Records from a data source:
━━━━━━━━
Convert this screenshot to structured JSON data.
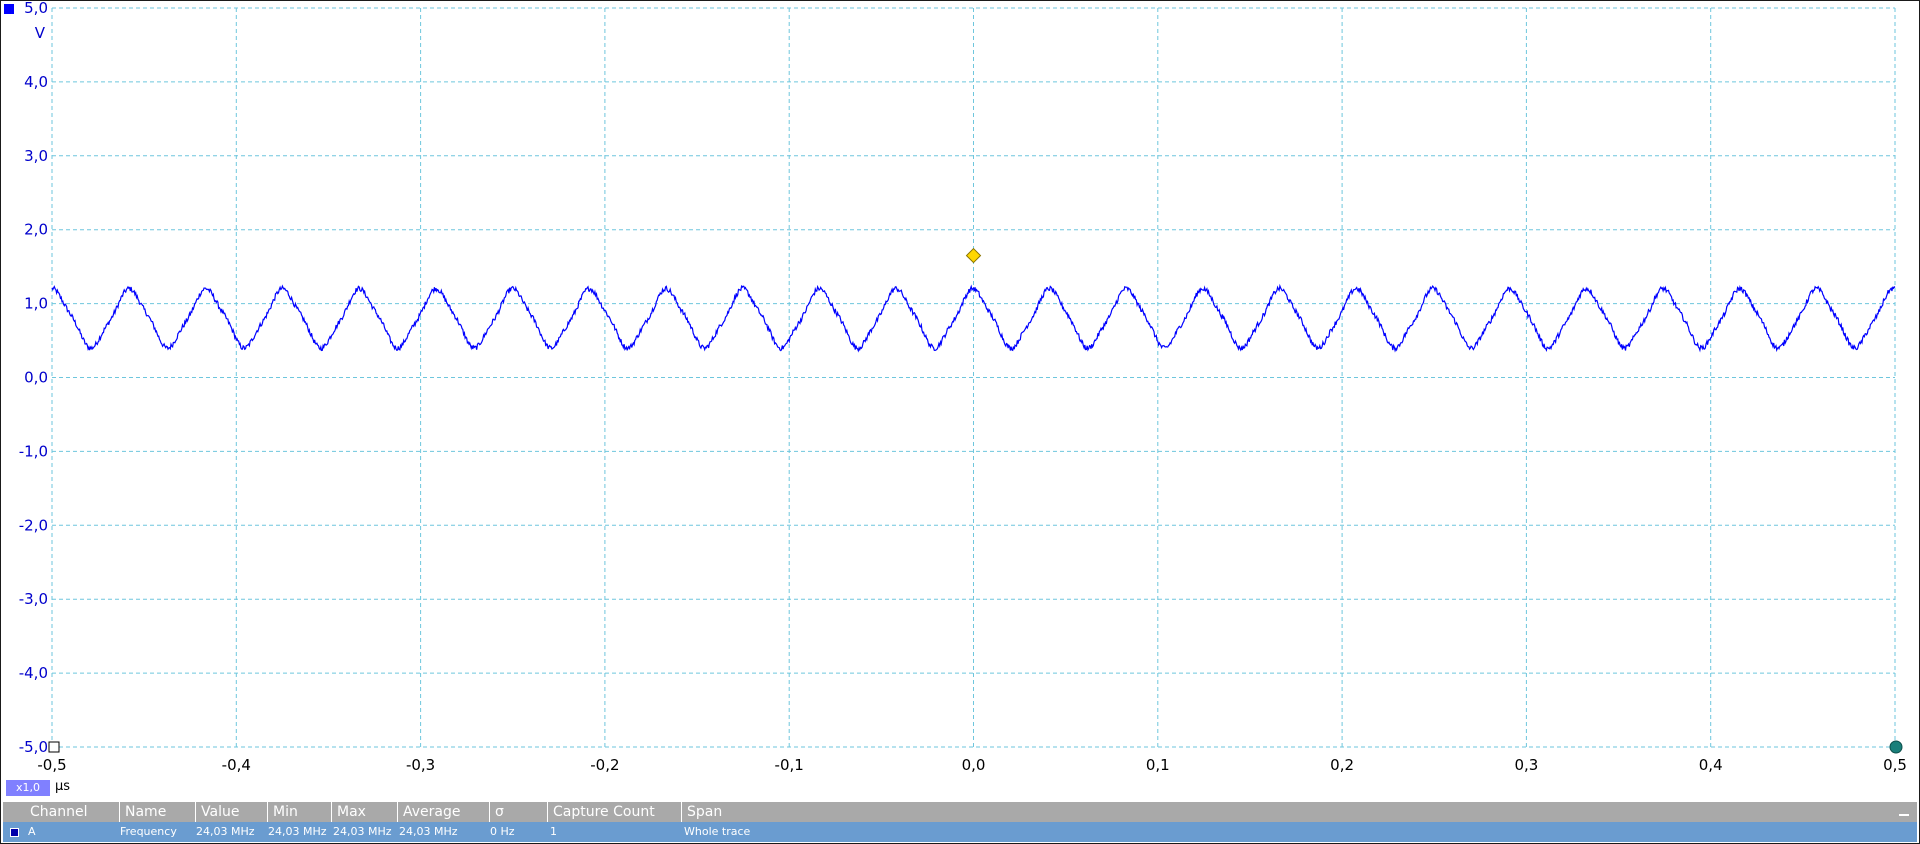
{
  "chart_data": {
    "type": "line",
    "title": "",
    "xlabel": "µs",
    "ylabel": "V",
    "xlim": [
      -0.5,
      0.5
    ],
    "ylim": [
      -5.0,
      5.0
    ],
    "grid": true,
    "y_ticks": [
      "5,0",
      "4,0",
      "3,0",
      "2,0",
      "1,0",
      "0,0",
      "-1,0",
      "-2,0",
      "-3,0",
      "-4,0",
      "-5,0"
    ],
    "y_tick_values": [
      5,
      4,
      3,
      2,
      1,
      0,
      -1,
      -2,
      -3,
      -4,
      -5
    ],
    "x_ticks": [
      "-0,5",
      "-0,4",
      "-0,3",
      "-0,2",
      "-0,1",
      "0,0",
      "0,1",
      "0,2",
      "0,3",
      "0,4",
      "0,5"
    ],
    "x_tick_values": [
      -0.5,
      -0.4,
      -0.3,
      -0.2,
      -0.1,
      0,
      0.1,
      0.2,
      0.3,
      0.4,
      0.5
    ],
    "series": [
      {
        "channel": "A",
        "color": "#0000ff",
        "waveform": "sine",
        "frequency_mhz": 24.03,
        "offset_v": 0.8,
        "amplitude_v": 0.37,
        "peak_x_us": 0.0
      }
    ],
    "trigger": {
      "x": 0.0,
      "y": 1.65,
      "color": "#ffd700"
    }
  },
  "x_scale_badge": "x1,0",
  "x_unit": "µs",
  "measurements": {
    "headers": [
      "Channel",
      "Name",
      "Value",
      "Min",
      "Max",
      "Average",
      "σ",
      "Capture Count",
      "Span"
    ],
    "rows": [
      [
        "A",
        "Frequency",
        "24,03 MHz",
        "24,03 MHz",
        "24,03 MHz",
        "24,03 MHz",
        "0 Hz",
        "1",
        "Whole trace"
      ]
    ]
  },
  "colors": {
    "grid": "#6ec6dd",
    "trace": "#0000ff",
    "header_bg": "#a9a9a9",
    "row_bg": "#6a9cd0"
  }
}
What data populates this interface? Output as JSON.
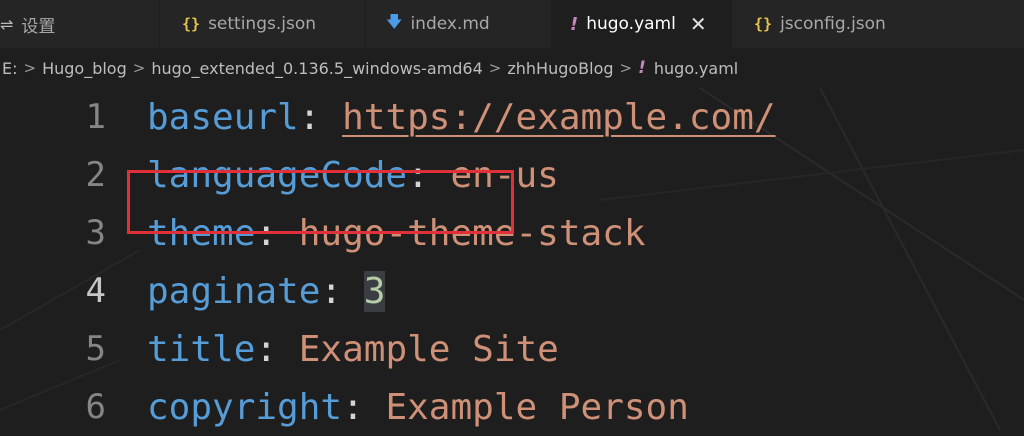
{
  "tabs": [
    {
      "label": "设置",
      "icon": "settings-icon"
    },
    {
      "label": "settings.json",
      "icon": "json-icon"
    },
    {
      "label": "index.md",
      "icon": "markdown-icon"
    },
    {
      "label": "hugo.yaml",
      "icon": "yaml-icon",
      "active": true,
      "close_glyph": "✕"
    },
    {
      "label": "jsconfig.json",
      "icon": "json-icon"
    }
  ],
  "icons": {
    "settings_glyph": "⇌",
    "json_glyph": "{}",
    "markdown_glyph": "🡇",
    "yaml_glyph": "!"
  },
  "breadcrumb": [
    "E:",
    "Hugo_blog",
    "hugo_extended_0.136.5_windows-amd64",
    "zhhHugoBlog",
    "hugo.yaml"
  ],
  "breadcrumb_sep": ">",
  "editor": {
    "lines": [
      {
        "n": "1",
        "key": "baseurl",
        "colon": ":",
        "value": "https://example.com/"
      },
      {
        "n": "2",
        "key": "languageCode",
        "colon": ":",
        "value": "en-us"
      },
      {
        "n": "3",
        "key": "theme",
        "colon": ":",
        "value": "hugo-theme-stack"
      },
      {
        "n": "4",
        "key": "paginate",
        "colon": ":",
        "value": "3"
      },
      {
        "n": "5",
        "key": "title",
        "colon": ":",
        "value": "Example Site"
      },
      {
        "n": "6",
        "key": "copyright",
        "colon": ":",
        "value": "Example Person"
      }
    ],
    "current_line": "4"
  },
  "colors": {
    "key": "#569cd6",
    "string": "#ce9178",
    "number": "#b5cea8",
    "highlight_box": "#e0303a"
  }
}
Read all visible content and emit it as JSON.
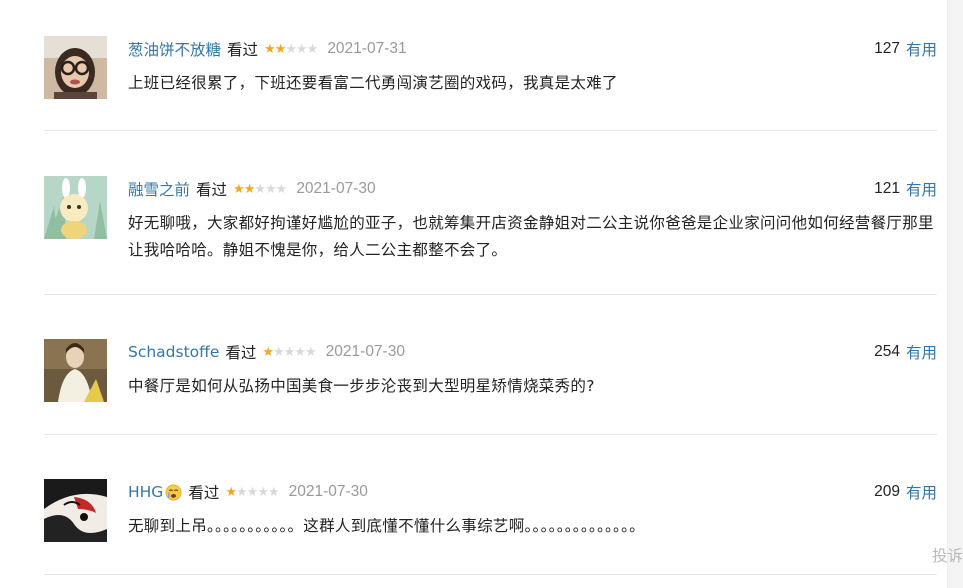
{
  "comments": [
    {
      "user": "葱油饼不放糖",
      "status": "看过",
      "rating": 2,
      "date": "2021-07-31",
      "votes": "127",
      "vote_label": "有用",
      "text": "上班已经很累了，下班还要看富二代勇闯演艺圈的戏码，我真是太难了"
    },
    {
      "user": "融雪之前",
      "status": "看过",
      "rating": 2,
      "date": "2021-07-30",
      "votes": "121",
      "vote_label": "有用",
      "text": "好无聊哦，大家都好拘谨好尴尬的亚子，也就筹集开店资金静姐对二公主说你爸爸是企业家问问他如何经营餐厅那里让我哈哈哈。静姐不愧是你，给人二公主都整不会了。"
    },
    {
      "user": "Schadstoffe",
      "status": "看过",
      "rating": 1,
      "date": "2021-07-30",
      "votes": "254",
      "vote_label": "有用",
      "text": "中餐厅是如何从弘扬中国美食一步步沦丧到大型明星矫情烧菜秀的?"
    },
    {
      "user": "HHG",
      "status": "看过",
      "rating": 1,
      "date": "2021-07-30",
      "votes": "209",
      "vote_label": "有用",
      "text": "无聊到上吊。。。。。。。。。。。这群人到底懂不懂什么事综艺啊。。。。。。。。。。。。。。"
    }
  ],
  "report_label": "投诉",
  "icons": {
    "star": "star-icon",
    "emoji": "crying-face-icon"
  },
  "colors": {
    "link": "#3377aa",
    "star_on": "#f5a623",
    "star_off": "#d9d9d9",
    "date": "#999999",
    "divider": "#e6e6e6"
  },
  "max_rating": 5
}
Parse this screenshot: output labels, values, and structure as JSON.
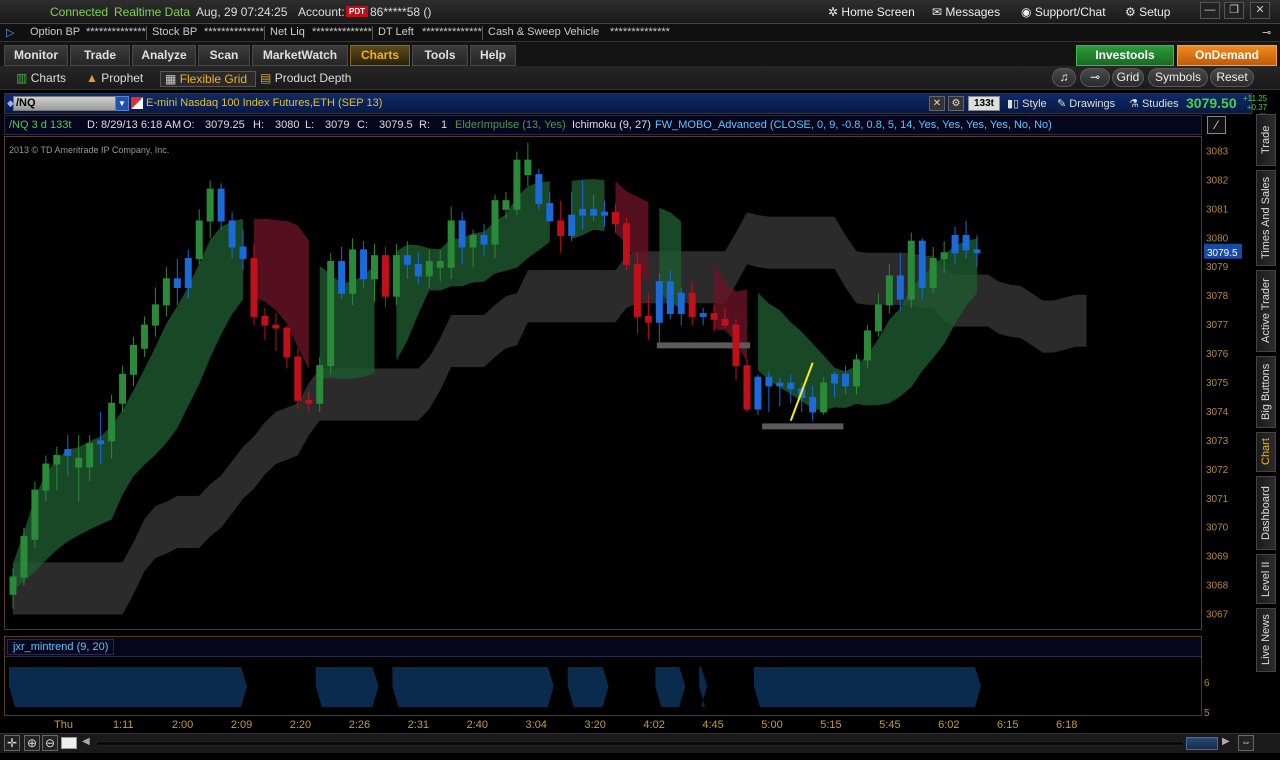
{
  "status": {
    "connected": "Connected",
    "realtime": "Realtime Data",
    "datetime": "Aug, 29  07:24:25",
    "account_label": "Account:",
    "account_badge": "PDT",
    "account_value": "86*****58 ()"
  },
  "header_links": {
    "home": "Home Screen",
    "messages": "Messages",
    "support": "Support/Chat",
    "setup": "Setup"
  },
  "window_controls": {
    "minimize": "—",
    "restore": "❐",
    "close": "✕"
  },
  "metrics": [
    {
      "label": "Option BP",
      "value": "**************"
    },
    {
      "label": "Stock BP",
      "value": "**************"
    },
    {
      "label": "Net Liq",
      "value": "**************"
    },
    {
      "label": "DT Left",
      "value": "**************"
    },
    {
      "label": "Cash & Sweep Vehicle",
      "value": "**************"
    }
  ],
  "tabs": [
    "Monitor",
    "Trade",
    "Analyze",
    "Scan",
    "MarketWatch",
    "Charts",
    "Tools",
    "Help"
  ],
  "active_tab": "Charts",
  "brand_buttons": {
    "investools": "Investools",
    "ondemand": "OnDemand"
  },
  "subnav": [
    "Charts",
    "Prophet",
    "Flexible Grid",
    "Product Depth"
  ],
  "subnav_right": [
    "Grid",
    "Symbols",
    "Reset"
  ],
  "symbol": {
    "ticker": "/NQ",
    "description": "E-mini Nasdaq 100 Index Futures,ETH (SEP 13)",
    "aggregation": "133t",
    "style": "Style",
    "drawings": "Drawings",
    "studies": "Studies",
    "last": "3079.50",
    "change": "+11.25",
    "change_pct": "+0.37 %"
  },
  "study_bar": {
    "series": "/NQ 3 d 133t",
    "date": "D: 8/29/13 6:18 AM",
    "o_label": "O:",
    "o": "3079.25",
    "h_label": "H:",
    "h": "3080",
    "l_label": "L:",
    "l": "3079",
    "c_label": "C:",
    "c": "3079.5",
    "r_label": "R:",
    "r": "1",
    "elder": "ElderImpulse (13, Yes)",
    "ichimoku": "Ichimoku (9, 27)",
    "mobo": "FW_MOBO_Advanced (CLOSE, 0, 9, -0.8, 0.8, 5, 14, Yes, Yes, Yes, Yes, No, No)"
  },
  "watermark": "2013 © TD Ameritrade IP Company, Inc.",
  "price_label": "3079.5",
  "lower_study": "jxr_mintrend (9, 20)",
  "lower_axis": [
    "6",
    "5"
  ],
  "side_tabs": [
    "Trade",
    "Times And Sales",
    "Active Trader",
    "Big Buttons",
    "Chart",
    "Dashboard",
    "Level II",
    "Live News"
  ],
  "active_side_tab": "Chart",
  "colors": {
    "accent": "#f2b218",
    "up_green": "#2a8a3a",
    "down_red": "#c0101a",
    "impulse_blue": "#1a6ad8",
    "cloud_gray": "#3a3a3a",
    "mobo_green": "#1e5a2e",
    "mobo_red": "#6a1428",
    "trend_yellow": "#ffee00"
  },
  "chart_data": {
    "type": "candlestick",
    "symbol": "/NQ",
    "y_ticks": [
      3083,
      3082,
      3081,
      3080,
      3079,
      3078,
      3077,
      3076,
      3075,
      3074,
      3073,
      3072,
      3071,
      3070,
      3069,
      3068,
      3067
    ],
    "ylim": [
      3066.5,
      3083.5
    ],
    "x_ticks": [
      "Thu",
      "1:11",
      "2:00",
      "2:09",
      "2:20",
      "2:26",
      "2:31",
      "2:40",
      "3:04",
      "3:20",
      "4:02",
      "4:45",
      "5:00",
      "5:15",
      "5:45",
      "6:02",
      "6:15",
      "6:18"
    ],
    "candles_ohlc_c": [
      [
        3067.7,
        3068.6,
        3067.2,
        3068.3,
        "g"
      ],
      [
        3068.3,
        3070.0,
        3068.0,
        3069.7,
        "g"
      ],
      [
        3069.6,
        3071.6,
        3069.3,
        3071.3,
        "g"
      ],
      [
        3071.3,
        3072.5,
        3070.9,
        3072.2,
        "g"
      ],
      [
        3072.2,
        3072.8,
        3071.3,
        3072.5,
        "g"
      ],
      [
        3072.5,
        3073.2,
        3071.8,
        3072.7,
        "b"
      ],
      [
        3072.4,
        3073.2,
        3070.9,
        3072.1,
        "g"
      ],
      [
        3072.1,
        3073.2,
        3071.6,
        3072.9,
        "g"
      ],
      [
        3072.9,
        3074.0,
        3072.2,
        3073.0,
        "b"
      ],
      [
        3073.0,
        3074.6,
        3072.4,
        3074.3,
        "g"
      ],
      [
        3074.3,
        3075.6,
        3074.0,
        3075.3,
        "g"
      ],
      [
        3075.3,
        3076.6,
        3074.9,
        3076.3,
        "g"
      ],
      [
        3076.2,
        3077.3,
        3075.9,
        3077.0,
        "g"
      ],
      [
        3077.0,
        3078.3,
        3076.6,
        3077.7,
        "g"
      ],
      [
        3077.7,
        3079.0,
        3077.3,
        3078.6,
        "g"
      ],
      [
        3078.6,
        3079.3,
        3077.7,
        3078.3,
        "b"
      ],
      [
        3078.3,
        3079.6,
        3077.9,
        3079.3,
        "b"
      ],
      [
        3079.3,
        3081.0,
        3079.1,
        3080.6,
        "g"
      ],
      [
        3080.6,
        3082.0,
        3080.0,
        3081.7,
        "g"
      ],
      [
        3081.7,
        3081.9,
        3080.3,
        3080.6,
        "b"
      ],
      [
        3080.6,
        3080.9,
        3079.3,
        3079.7,
        "b"
      ],
      [
        3079.7,
        3080.3,
        3078.9,
        3079.3,
        "b"
      ],
      [
        3079.3,
        3079.8,
        3077.0,
        3077.3,
        "r"
      ],
      [
        3077.3,
        3077.6,
        3076.5,
        3077.0,
        "r"
      ],
      [
        3077.0,
        3077.4,
        3076.1,
        3076.9,
        "r"
      ],
      [
        3076.9,
        3077.0,
        3075.5,
        3075.9,
        "r"
      ],
      [
        3075.9,
        3076.2,
        3074.1,
        3074.4,
        "r"
      ],
      [
        3074.4,
        3074.7,
        3074.0,
        3074.3,
        "r"
      ],
      [
        3074.3,
        3075.9,
        3074.0,
        3075.6,
        "g"
      ],
      [
        3075.6,
        3079.5,
        3075.3,
        3079.2,
        "g"
      ],
      [
        3079.2,
        3079.7,
        3077.9,
        3078.1,
        "b"
      ],
      [
        3078.1,
        3080.0,
        3077.7,
        3079.6,
        "g"
      ],
      [
        3079.6,
        3079.9,
        3078.3,
        3078.6,
        "b"
      ],
      [
        3078.6,
        3079.8,
        3077.8,
        3079.4,
        "g"
      ],
      [
        3079.4,
        3079.7,
        3077.6,
        3078.0,
        "r"
      ],
      [
        3078.0,
        3079.8,
        3077.7,
        3079.4,
        "g"
      ],
      [
        3079.4,
        3079.9,
        3078.6,
        3079.1,
        "b"
      ],
      [
        3079.1,
        3079.5,
        3078.4,
        3078.7,
        "b"
      ],
      [
        3078.7,
        3079.6,
        3078.3,
        3079.2,
        "g"
      ],
      [
        3079.2,
        3079.6,
        3078.5,
        3079.0,
        "g"
      ],
      [
        3079.0,
        3081.1,
        3078.6,
        3080.6,
        "g"
      ],
      [
        3080.6,
        3080.9,
        3079.1,
        3079.7,
        "b"
      ],
      [
        3079.7,
        3080.3,
        3079.0,
        3080.1,
        "g"
      ],
      [
        3080.1,
        3080.5,
        3079.4,
        3079.8,
        "b"
      ],
      [
        3079.8,
        3081.5,
        3079.3,
        3081.3,
        "g"
      ],
      [
        3081.3,
        3081.6,
        3080.7,
        3081.0,
        "g"
      ],
      [
        3081.0,
        3083.0,
        3080.8,
        3082.7,
        "g"
      ],
      [
        3082.7,
        3083.3,
        3081.8,
        3082.2,
        "g"
      ],
      [
        3082.2,
        3082.4,
        3081.0,
        3081.2,
        "b"
      ],
      [
        3081.2,
        3081.6,
        3080.6,
        3080.6,
        "b"
      ],
      [
        3080.6,
        3081.3,
        3079.5,
        3080.1,
        "r"
      ],
      [
        3080.1,
        3081.6,
        3079.9,
        3080.8,
        "b"
      ],
      [
        3080.8,
        3082.0,
        3080.3,
        3081.0,
        "b"
      ],
      [
        3081.0,
        3081.5,
        3080.6,
        3080.8,
        "b"
      ],
      [
        3080.8,
        3081.3,
        3080.4,
        3080.9,
        "b"
      ],
      [
        3080.9,
        3081.2,
        3080.2,
        3080.5,
        "r"
      ],
      [
        3080.5,
        3080.7,
        3078.9,
        3079.1,
        "r"
      ],
      [
        3079.1,
        3079.5,
        3076.7,
        3077.3,
        "r"
      ],
      [
        3077.3,
        3078.1,
        3076.5,
        3077.1,
        "r"
      ],
      [
        3077.1,
        3078.8,
        3076.4,
        3078.5,
        "b"
      ],
      [
        3078.5,
        3078.9,
        3077.2,
        3077.4,
        "b"
      ],
      [
        3077.4,
        3078.3,
        3077.0,
        3078.1,
        "b"
      ],
      [
        3078.1,
        3078.5,
        3077.0,
        3077.3,
        "r"
      ],
      [
        3077.3,
        3077.6,
        3077.0,
        3077.4,
        "b"
      ],
      [
        3077.4,
        3077.7,
        3076.8,
        3077.2,
        "r"
      ],
      [
        3077.2,
        3077.6,
        3076.9,
        3077.0,
        "r"
      ],
      [
        3077.0,
        3077.2,
        3075.1,
        3075.6,
        "r"
      ],
      [
        3075.6,
        3075.8,
        3074.0,
        3074.1,
        "r"
      ],
      [
        3074.1,
        3075.3,
        3073.9,
        3075.2,
        "b"
      ],
      [
        3075.2,
        3075.4,
        3074.0,
        3074.9,
        "b"
      ],
      [
        3074.9,
        3075.2,
        3074.2,
        3075.0,
        "b"
      ],
      [
        3075.0,
        3075.3,
        3074.3,
        3074.8,
        "b"
      ],
      [
        3074.8,
        3075.0,
        3074.0,
        3074.5,
        "b"
      ],
      [
        3074.5,
        3074.9,
        3073.7,
        3074.0,
        "b"
      ],
      [
        3074.0,
        3075.2,
        3073.9,
        3075.0,
        "g"
      ],
      [
        3075.0,
        3075.4,
        3074.5,
        3075.3,
        "b"
      ],
      [
        3075.3,
        3075.6,
        3074.6,
        3074.9,
        "b"
      ],
      [
        3074.9,
        3076.0,
        3074.6,
        3075.8,
        "g"
      ],
      [
        3075.8,
        3077.0,
        3075.5,
        3076.8,
        "g"
      ],
      [
        3076.8,
        3078.1,
        3076.6,
        3077.7,
        "g"
      ],
      [
        3077.7,
        3079.1,
        3077.4,
        3078.7,
        "g"
      ],
      [
        3078.7,
        3079.5,
        3077.5,
        3077.9,
        "b"
      ],
      [
        3077.9,
        3080.2,
        3077.6,
        3079.9,
        "g"
      ],
      [
        3079.9,
        3080.0,
        3077.9,
        3078.3,
        "b"
      ],
      [
        3078.3,
        3079.7,
        3078.1,
        3079.3,
        "g"
      ],
      [
        3079.3,
        3079.9,
        3078.8,
        3079.5,
        "g"
      ],
      [
        3079.5,
        3080.4,
        3079.1,
        3080.1,
        "b"
      ],
      [
        3080.1,
        3080.6,
        3079.3,
        3079.6,
        "b"
      ],
      [
        3079.6,
        3080.1,
        3079.0,
        3079.5,
        "b"
      ]
    ],
    "support_lines": [
      {
        "y": 3076.3,
        "x_from": 0.545,
        "x_to": 0.623
      },
      {
        "y": 3073.5,
        "x_from": 0.633,
        "x_to": 0.701
      }
    ],
    "trend_line": {
      "y_from": 3073.7,
      "y_to": 3075.7
    }
  }
}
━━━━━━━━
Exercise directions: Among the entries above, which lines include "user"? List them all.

Answer for this exercise:
      "user": "葱油饼不放糖",
      "user": "融雪之前",
      "user": "Schadstoffe",
      "user": "HHG",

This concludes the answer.